● **How to complete this task**:
Please return the full listing. Every line must match exactly.

● **Material for this exercise**:
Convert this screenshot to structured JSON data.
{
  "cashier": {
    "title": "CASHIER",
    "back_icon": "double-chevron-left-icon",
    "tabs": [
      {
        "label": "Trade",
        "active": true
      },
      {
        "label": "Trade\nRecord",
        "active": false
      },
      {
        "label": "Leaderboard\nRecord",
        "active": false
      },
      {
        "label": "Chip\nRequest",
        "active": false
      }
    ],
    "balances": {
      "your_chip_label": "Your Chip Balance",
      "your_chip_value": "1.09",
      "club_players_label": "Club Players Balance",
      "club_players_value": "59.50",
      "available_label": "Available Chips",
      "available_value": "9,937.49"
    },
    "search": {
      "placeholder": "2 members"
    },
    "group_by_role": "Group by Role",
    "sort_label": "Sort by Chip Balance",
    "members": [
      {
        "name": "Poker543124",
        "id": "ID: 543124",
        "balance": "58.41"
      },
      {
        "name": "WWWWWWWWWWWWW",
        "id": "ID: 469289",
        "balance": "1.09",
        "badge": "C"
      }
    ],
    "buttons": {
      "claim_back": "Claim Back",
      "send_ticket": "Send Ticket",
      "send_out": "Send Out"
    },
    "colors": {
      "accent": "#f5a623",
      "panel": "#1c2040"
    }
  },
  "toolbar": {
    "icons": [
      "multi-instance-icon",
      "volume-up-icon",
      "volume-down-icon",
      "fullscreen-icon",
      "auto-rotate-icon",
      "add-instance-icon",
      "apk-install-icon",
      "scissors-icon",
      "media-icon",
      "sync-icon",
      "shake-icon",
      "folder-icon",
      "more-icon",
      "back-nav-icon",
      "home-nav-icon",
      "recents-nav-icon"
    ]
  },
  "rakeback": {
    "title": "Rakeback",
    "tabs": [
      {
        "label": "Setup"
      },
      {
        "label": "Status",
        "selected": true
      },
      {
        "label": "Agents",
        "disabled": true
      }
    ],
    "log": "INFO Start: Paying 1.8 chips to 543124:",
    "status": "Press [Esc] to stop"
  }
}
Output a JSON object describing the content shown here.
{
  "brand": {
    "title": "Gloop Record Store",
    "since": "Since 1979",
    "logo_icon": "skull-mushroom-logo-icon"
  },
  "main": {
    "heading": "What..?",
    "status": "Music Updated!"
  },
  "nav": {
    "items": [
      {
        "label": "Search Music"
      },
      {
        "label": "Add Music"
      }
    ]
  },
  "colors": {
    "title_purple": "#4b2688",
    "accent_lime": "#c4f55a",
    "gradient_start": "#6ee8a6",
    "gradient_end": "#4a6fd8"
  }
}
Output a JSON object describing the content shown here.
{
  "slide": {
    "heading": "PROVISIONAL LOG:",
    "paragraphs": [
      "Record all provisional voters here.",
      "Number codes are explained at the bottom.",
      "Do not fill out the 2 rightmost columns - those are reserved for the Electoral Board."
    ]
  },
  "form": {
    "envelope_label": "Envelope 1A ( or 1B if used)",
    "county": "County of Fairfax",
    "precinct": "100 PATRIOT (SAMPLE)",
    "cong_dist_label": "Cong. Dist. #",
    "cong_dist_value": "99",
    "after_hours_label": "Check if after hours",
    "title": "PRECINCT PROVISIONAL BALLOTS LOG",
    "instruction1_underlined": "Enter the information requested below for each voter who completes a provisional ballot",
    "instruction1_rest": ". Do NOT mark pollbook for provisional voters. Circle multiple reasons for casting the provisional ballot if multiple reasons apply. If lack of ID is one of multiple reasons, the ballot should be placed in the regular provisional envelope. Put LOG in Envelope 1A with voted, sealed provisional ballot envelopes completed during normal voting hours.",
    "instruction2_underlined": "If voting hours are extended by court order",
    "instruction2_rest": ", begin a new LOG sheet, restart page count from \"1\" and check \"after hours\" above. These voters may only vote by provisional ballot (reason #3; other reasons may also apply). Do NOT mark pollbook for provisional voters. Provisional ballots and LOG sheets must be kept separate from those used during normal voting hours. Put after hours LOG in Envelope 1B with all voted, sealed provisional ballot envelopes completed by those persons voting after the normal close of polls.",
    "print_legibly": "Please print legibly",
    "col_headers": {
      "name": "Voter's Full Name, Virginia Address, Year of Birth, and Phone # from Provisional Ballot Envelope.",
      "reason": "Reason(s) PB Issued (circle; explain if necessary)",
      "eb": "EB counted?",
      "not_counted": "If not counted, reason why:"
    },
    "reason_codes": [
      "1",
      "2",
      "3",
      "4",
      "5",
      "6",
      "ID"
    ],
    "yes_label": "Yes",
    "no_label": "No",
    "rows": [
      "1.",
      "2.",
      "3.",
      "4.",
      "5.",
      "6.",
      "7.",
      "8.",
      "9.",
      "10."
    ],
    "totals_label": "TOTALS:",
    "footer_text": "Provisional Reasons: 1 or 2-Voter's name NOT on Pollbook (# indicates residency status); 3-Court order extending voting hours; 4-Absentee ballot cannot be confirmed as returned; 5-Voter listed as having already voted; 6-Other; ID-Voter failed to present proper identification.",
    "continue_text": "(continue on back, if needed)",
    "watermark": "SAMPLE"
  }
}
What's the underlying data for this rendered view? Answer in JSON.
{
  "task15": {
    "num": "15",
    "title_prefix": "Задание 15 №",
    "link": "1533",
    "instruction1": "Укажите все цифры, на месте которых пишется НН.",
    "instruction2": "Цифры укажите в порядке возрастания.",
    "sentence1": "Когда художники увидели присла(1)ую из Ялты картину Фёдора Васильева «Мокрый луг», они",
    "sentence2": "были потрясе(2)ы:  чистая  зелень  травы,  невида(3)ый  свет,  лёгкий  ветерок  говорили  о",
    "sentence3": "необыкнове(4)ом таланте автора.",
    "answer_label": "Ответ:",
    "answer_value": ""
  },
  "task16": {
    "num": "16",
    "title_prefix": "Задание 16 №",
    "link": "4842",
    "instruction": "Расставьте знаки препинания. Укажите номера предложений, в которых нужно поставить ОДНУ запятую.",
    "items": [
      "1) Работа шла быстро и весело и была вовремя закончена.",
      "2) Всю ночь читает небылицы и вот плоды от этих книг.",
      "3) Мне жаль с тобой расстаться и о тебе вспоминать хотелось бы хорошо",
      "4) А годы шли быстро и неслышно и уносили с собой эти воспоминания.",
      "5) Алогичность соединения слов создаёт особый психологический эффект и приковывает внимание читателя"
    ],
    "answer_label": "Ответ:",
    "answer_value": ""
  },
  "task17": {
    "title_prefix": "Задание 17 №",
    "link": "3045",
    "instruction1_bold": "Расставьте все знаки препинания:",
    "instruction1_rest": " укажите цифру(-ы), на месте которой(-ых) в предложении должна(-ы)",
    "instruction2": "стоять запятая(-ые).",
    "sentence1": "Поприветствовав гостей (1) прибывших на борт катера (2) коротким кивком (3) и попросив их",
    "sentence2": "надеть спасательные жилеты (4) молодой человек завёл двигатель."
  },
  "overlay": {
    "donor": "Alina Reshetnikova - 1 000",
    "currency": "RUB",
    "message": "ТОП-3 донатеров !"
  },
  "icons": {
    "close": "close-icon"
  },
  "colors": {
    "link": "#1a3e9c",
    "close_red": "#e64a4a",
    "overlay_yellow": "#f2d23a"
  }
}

● **Solution to the problem**:
Convert this screenshot to structured JSON data.
{
  "cashier": {
    "title": "CASHIER",
    "back_icon": "double-chevron-left-icon",
    "tabs": [
      {
        "label": "Trade",
        "active": true
      },
      {
        "label": "Trade\nRecord",
        "active": false
      },
      {
        "label": "Leaderboard\nRecord",
        "active": false
      },
      {
        "label": "Chip\nRequest",
        "active": false
      }
    ],
    "balances": {
      "your_chip_label": "Your Chip Balance",
      "your_chip_value": "1.09",
      "club_players_label": "Club Players Balance",
      "club_players_value": "59.50",
      "available_label": "Available Chips",
      "available_value": "9,937.49"
    },
    "search": {
      "placeholder": "2 members"
    },
    "group_by_role": "Group by Role",
    "sort_label": "Sort by Chip Balance",
    "members": [
      {
        "name": "Poker543124",
        "id": "ID: 543124",
        "balance": "58.41"
      },
      {
        "name": "WWWWWWWWWWWWW",
        "id": "ID: 469289",
        "balance": "1.09",
        "badge": "C"
      }
    ],
    "buttons": {
      "claim_back": "Claim Back",
      "send_ticket": "Send Ticket",
      "send_out": "Send Out"
    },
    "colors": {
      "accent": "#f5a623",
      "panel": "#1c2040"
    }
  },
  "toolbar": {
    "icons": [
      "multi-instance-icon",
      "volume-up-icon",
      "volume-down-icon",
      "fullscreen-icon",
      "auto-rotate-icon",
      "add-instance-icon",
      "apk-install-icon",
      "scissors-icon",
      "media-icon",
      "sync-icon",
      "shake-icon",
      "folder-icon",
      "more-icon",
      "back-nav-icon",
      "home-nav-icon",
      "recents-nav-icon"
    ]
  },
  "rakeback": {
    "title": "Rakeback",
    "tabs": [
      {
        "label": "Setup"
      },
      {
        "label": "Status",
        "selected": true
      },
      {
        "label": "Agents",
        "disabled": true
      }
    ],
    "log": "INFO Start: Paying 1.8 chips to 543124:",
    "status": "Press [Esc] to stop"
  }
}
Output a JSON object describing the content shown here.
{
  "brand": {
    "title": "Gloop Record Store",
    "since": "Since 1979",
    "logo_icon": "skull-mushroom-logo-icon"
  },
  "main": {
    "heading": "What..?",
    "status": "Music Updated!"
  },
  "nav": {
    "items": [
      {
        "label": "Search Music"
      },
      {
        "label": "Add Music"
      }
    ]
  },
  "colors": {
    "title_purple": "#4b2688",
    "accent_lime": "#c4f55a",
    "gradient_start": "#6ee8a6",
    "gradient_end": "#4a6fd8"
  }
}
Output a JSON object describing the content shown here.
{
  "slide": {
    "heading": "PROVISIONAL LOG:",
    "paragraphs": [
      "Record all provisional voters here.",
      "Number codes are explained at the bottom.",
      "Do not fill out the 2 rightmost columns - those are reserved for the Electoral Board."
    ]
  },
  "form": {
    "envelope_label": "Envelope 1A ( or 1B if used)",
    "county": "County of Fairfax",
    "precinct": "100 PATRIOT (SAMPLE)",
    "cong_dist_label": "Cong. Dist. #",
    "cong_dist_value": "99",
    "after_hours_label": "Check if after hours",
    "title": "PRECINCT PROVISIONAL BALLOTS LOG",
    "instruction1_underlined": "Enter the information requested below for each voter who completes a provisional ballot",
    "instruction1_rest": ". Do NOT mark pollbook for provisional voters. Circle multiple reasons for casting the provisional ballot if multiple reasons apply. If lack of ID is one of multiple reasons, the ballot should be placed in the regular provisional envelope. Put LOG in Envelope 1A with voted, sealed provisional ballot envelopes completed during normal voting hours.",
    "instruction2_underlined": "If voting hours are extended by court order",
    "instruction2_rest": ", begin a new LOG sheet, restart page count from \"1\" and check \"after hours\" above. These voters may only vote by provisional ballot (reason #3; other reasons may also apply). Do NOT mark pollbook for provisional voters. Provisional ballots and LOG sheets must be kept separate from those used during normal voting hours. Put after hours LOG in Envelope 1B with all voted, sealed provisional ballot envelopes completed by those persons voting after the normal close of polls.",
    "print_legibly": "Please print legibly",
    "col_headers": {
      "name": "Voter's Full Name, Virginia Address, Year of Birth, and Phone # from Provisional Ballot Envelope.",
      "reason": "Reason(s) PB Issued (circle; explain if necessary)",
      "eb": "EB counted?",
      "not_counted": "If not counted, reason why:"
    },
    "reason_codes": [
      "1",
      "2",
      "3",
      "4",
      "5",
      "6",
      "ID"
    ],
    "yes_label": "Yes",
    "no_label": "No",
    "rows": [
      "1.",
      "2.",
      "3.",
      "4.",
      "5.",
      "6.",
      "7.",
      "8.",
      "9.",
      "10."
    ],
    "totals_label": "TOTALS:",
    "footer_text": "Provisional Reasons: 1 or 2-Voter's name NOT on Pollbook (# indicates residency status); 3-Court order extending voting hours; 4-Absentee ballot cannot be confirmed as returned; 5-Voter listed as having already voted; 6-Other; ID-Voter failed to present proper identification.",
    "continue_text": "(continue on back, if needed)",
    "watermark": "SAMPLE"
  }
}
What's the underlying data for this rendered view? Answer in JSON.
{
  "task15": {
    "num": "15",
    "title_prefix": "Задание 15 №",
    "link": "1533",
    "instruction1": "Укажите все цифры, на месте которых пишется НН.",
    "instruction2": "Цифры укажите в порядке возрастания.",
    "sentence1": "Когда художники увидели присла(1)ую из Ялты картину Фёдора Васильева «Мокрый луг», они",
    "sentence2": "были потрясе(2)ы:  чистая  зелень  травы,  невида(3)ый  свет,  лёгкий  ветерок  говорили  о",
    "sentence3": "необыкнове(4)ом таланте автора.",
    "answer_label": "Ответ:",
    "answer_value": ""
  },
  "task16": {
    "num": "16",
    "title_prefix": "Задание 16 №",
    "link": "4842",
    "instruction": "Расставьте знаки препинания. Укажите номера предложений, в которых нужно поставить ОДНУ запятую.",
    "items": [
      "1) Работа шла быстро и весело и была вовремя закончена.",
      "2) Всю ночь читает небылицы и вот плоды от этих книг.",
      "3) Мне жаль с тобой расстаться и о тебе вспоминать хотелось бы хорошо",
      "4) А годы шли быстро и неслышно и уносили с собой эти воспоминания.",
      "5) Алогичность соединения слов создаёт особый психологический эффект и приковывает внимание читателя"
    ],
    "answer_label": "Ответ:",
    "answer_value": ""
  },
  "task17": {
    "title_prefix": "Задание 17 №",
    "link": "3045",
    "instruction1_bold": "Расставьте все знаки препинания:",
    "instruction1_rest": " укажите цифру(-ы), на месте которой(-ых) в предложении должна(-ы)",
    "instruction2": "стоять запятая(-ые).",
    "sentence1": "Поприветствовав гостей (1) прибывших на борт катера (2) коротким кивком (3) и попросив их",
    "sentence2": "надеть спасательные жилеты (4) молодой человек завёл двигатель."
  },
  "overlay": {
    "donor": "Alina Reshetnikova - 1 000",
    "currency": "RUB",
    "message": "ТОП-3 донатеров !"
  },
  "icons": {
    "close": "close-icon"
  },
  "colors": {
    "link": "#1a3e9c",
    "close_red": "#e64a4a",
    "overlay_yellow": "#f2d23a"
  }
}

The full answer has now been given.